Sometimes our hearts tell us things.
When we lived in town we had a neighbor who would put her hand up to the right side of her face, like a blinder, whenever she left her house. One day I asked her why. She pointed to the new buildings in the ravine at the end of our street. "Those houses--I can't bear to see them," she said. "My children used to play there. It was all woods. We had picnics--"
Her voice broke, and she didn't finish her sentence.
But her meaning was clear:
We bond with landscape just as we do with people, and the breaking of those bonds hurts just as much.
But growth is the one thing our modern capitalist society cannot do without. When housing-starts fall off, the economy is in trouble. When people stop buying consumer items, the economy is in trouble. Expansion, constant expansion, is what we need. Therefore, we are trained to suppress stabs of grief such as my neighbor felt. "Well, that's progress," we are supposed to say, resignedly, when a highway, shopping mall, or subdivision replaces the greenspace we had loved.
But our hearts keep talking.
Enter writers, whose job it is to hear heart-speech and then express it through their own creations.
One such writer was Doris Lessing, Nobel-prize-winning novelist and essayist, recently deceased. Through realistic prose and fantasy novels, she articulated the cost of "progress." "Every day there are more people everywhere in the world in mourning for trees, forest, bush, rivers, animals, lost landscapes," she wrote.
Another such writer is Australian philosopher Glenn Albrecht.
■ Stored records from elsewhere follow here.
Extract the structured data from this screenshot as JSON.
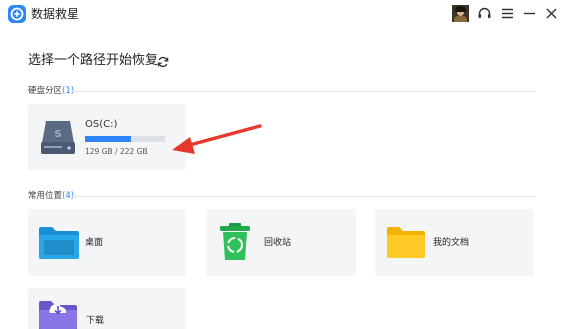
{
  "app": {
    "title": "数据救星"
  },
  "colors": {
    "accent": "#2f86f6",
    "arrow": "#e8382c",
    "card_bg": "#f4f5f7"
  },
  "titlebar_icons": [
    "avatar",
    "headset-icon",
    "menu-icon",
    "minimize-icon",
    "close-icon"
  ],
  "main": {
    "heading": "选择一个路径开始恢复"
  },
  "partitions": {
    "label": "硬盘分区",
    "count": "(1)",
    "drives": [
      {
        "name": "OS(C:)",
        "size": "129 GB / 222 GB",
        "used_fraction": 0.58
      }
    ]
  },
  "common": {
    "label": "常用位置",
    "count": "(4)",
    "items": [
      {
        "label": "桌面",
        "icon": "desktop-folder-icon"
      },
      {
        "label": "回收站",
        "icon": "recycle-bin-icon"
      },
      {
        "label": "我的文档",
        "icon": "documents-folder-icon"
      },
      {
        "label": "下载",
        "icon": "downloads-folder-icon"
      }
    ]
  }
}
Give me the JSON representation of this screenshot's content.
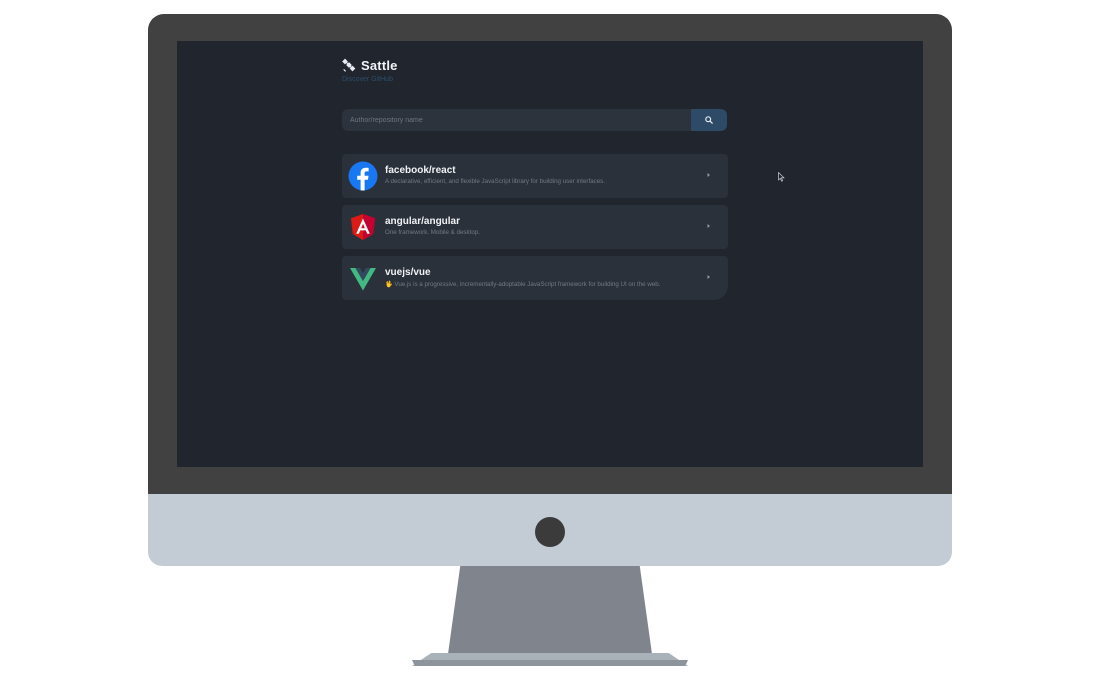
{
  "app": {
    "title": "Sattle",
    "tagline": "Discover GitHub",
    "logo_icon": "satellite-icon"
  },
  "search": {
    "placeholder": "Author/repository name",
    "value": "",
    "button_icon": "search-icon"
  },
  "repositories": [
    {
      "name": "facebook/react",
      "description": "A declarative, efficient, and flexible JavaScript library for building user interfaces.",
      "icon": "facebook-logo-icon",
      "color": "#1877f2"
    },
    {
      "name": "angular/angular",
      "description": "One framework. Mobile & desktop.",
      "icon": "angular-logo-icon",
      "color": "#dd1b16"
    },
    {
      "name": "vuejs/vue",
      "description": "🖖 Vue.js is a progressive, incrementally-adoptable JavaScript framework for building UI on the web.",
      "icon": "vue-logo-icon",
      "color": "#42b883"
    }
  ],
  "colors": {
    "screen_background": "#20252e",
    "card_background": "#2b313a",
    "search_button": "#2d4a66",
    "tagline": "#2c4f6b"
  }
}
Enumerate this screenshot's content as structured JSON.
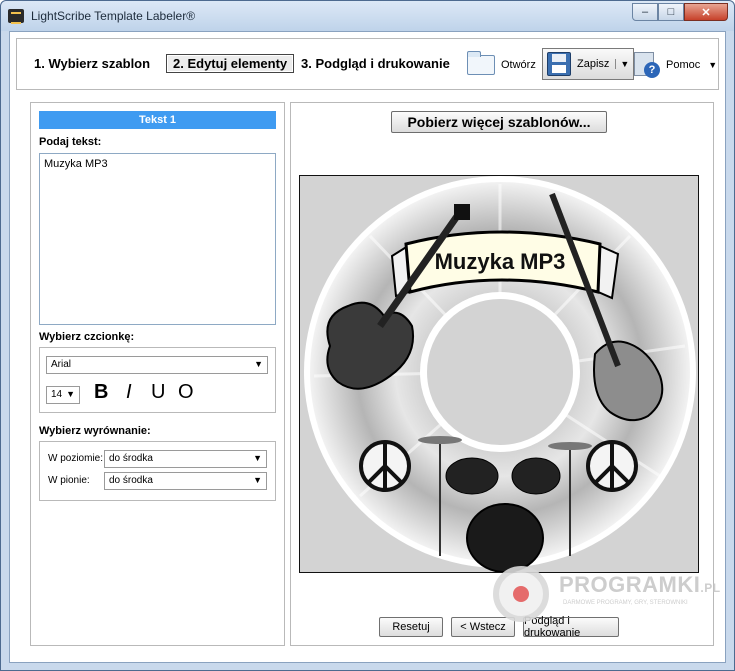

Through surveys of inhabitants of new mining regions, he discovered that many people were privately grieving for natural features which the new mines had destroyed. Believing we need new vocabulary to talk about such feelings, Albrecht coined the term "solastalgia." Formed from the Latin "solacium," for comfort, and the Greek "algia," for pain, the word depicts the pain people feel when they can no longer derive comfort from their environment.
Why do we need a new word? Our culture already has a term for landscape-bonding--NIMBYism. But that term has bad connotations. Not-in-My-Backyard-ism suggests selfish opposition to beneficial development, a willingness to put local preferences ahead of society as a whole.
Well, what else are people going to bond with on a daily basis if not some part of nature that's close by? If love of "backyard" nature is seen as selfish, nature-bonding itself will be discredited. Locals will suffer in silence, resigning themselves to "progress" for the greater good.
But what if the presumption is wrong?
What if the constant expansion of human infrastructure is not beneficial to human beings?
Short-term, the question seems ludicrous. Who would give up our modern world? What would we do without interstates, antibiotics, air-conditioning?
But looking at the long-term (and leaving aside the blatant mal-distribution of the benefits of current technology), the question becomes more disturbing.
One area is especially worrisome: We are "feeding the world"--and its ever-burgeoning population--with an industrialized agriculture based on fossil fuels and the chemicals derived from fossil fuels.
What will happen when fossil fuels are gone--or even when they become prohibitively expensive?
Short-term--not gonna happen. Long-term--how can it help but happen?
Some say if our agriculture collapses, we can go back to hunting and gathering. But we would need an array of species for that, and we just happen to be losing species at an unprecedented rate. Somewhere between 49 and 383 species of plants and animals are going extinct every day.
We are living in the midst of a mass extinction.
There have been 5 mass extinctions in the history of the earth, all of them before humans evolved so none of them our fault.
But now we are living through the "Sixth Extinction." In her just-published book of that name, New Yorker science writer Elizabeth Kolbert notes that extinction has always been a part of nature. In normal times the background extinction rate is low--one mammal species, for instance, every 700 years. But today there are 1375 mammal species on the verge of vanishing, all at the same time. Amphibian species are also disappearing faster than usual-- at an astounding 45,000 times the background rate. Extinctions in other classes of plants and animals are likewise spiking. The proximate causes are multiple, according to Kolbert, but worldwide they can be traced back to one ultimate cause--the ever-expanding footprint of "one weedy species"--in other words, us.
Does the absence of our fellow creatures mean that we humans will go into the future in lonely splendor, rulers everywhere, the whole earth our palace? We should be so lucky. Kolbert thinks it likelier that we will lose pathogen control, pollination services, soil fertility --the entire biological context we ourselves need to survive.
"It's hard to believe that a technologically advanced civilization would engineer its own self-destruction, but that's what's happening," she writes.
Pain, they say, is a survival tool--an alarm that draws attention to wounds before they kill us.
Is it possible that the pain my neighbor felt and that Lessing and Albrecht described is a survival tool--an alarm?
Maybe we should listen more to heart-speech.
It may be long-term wise.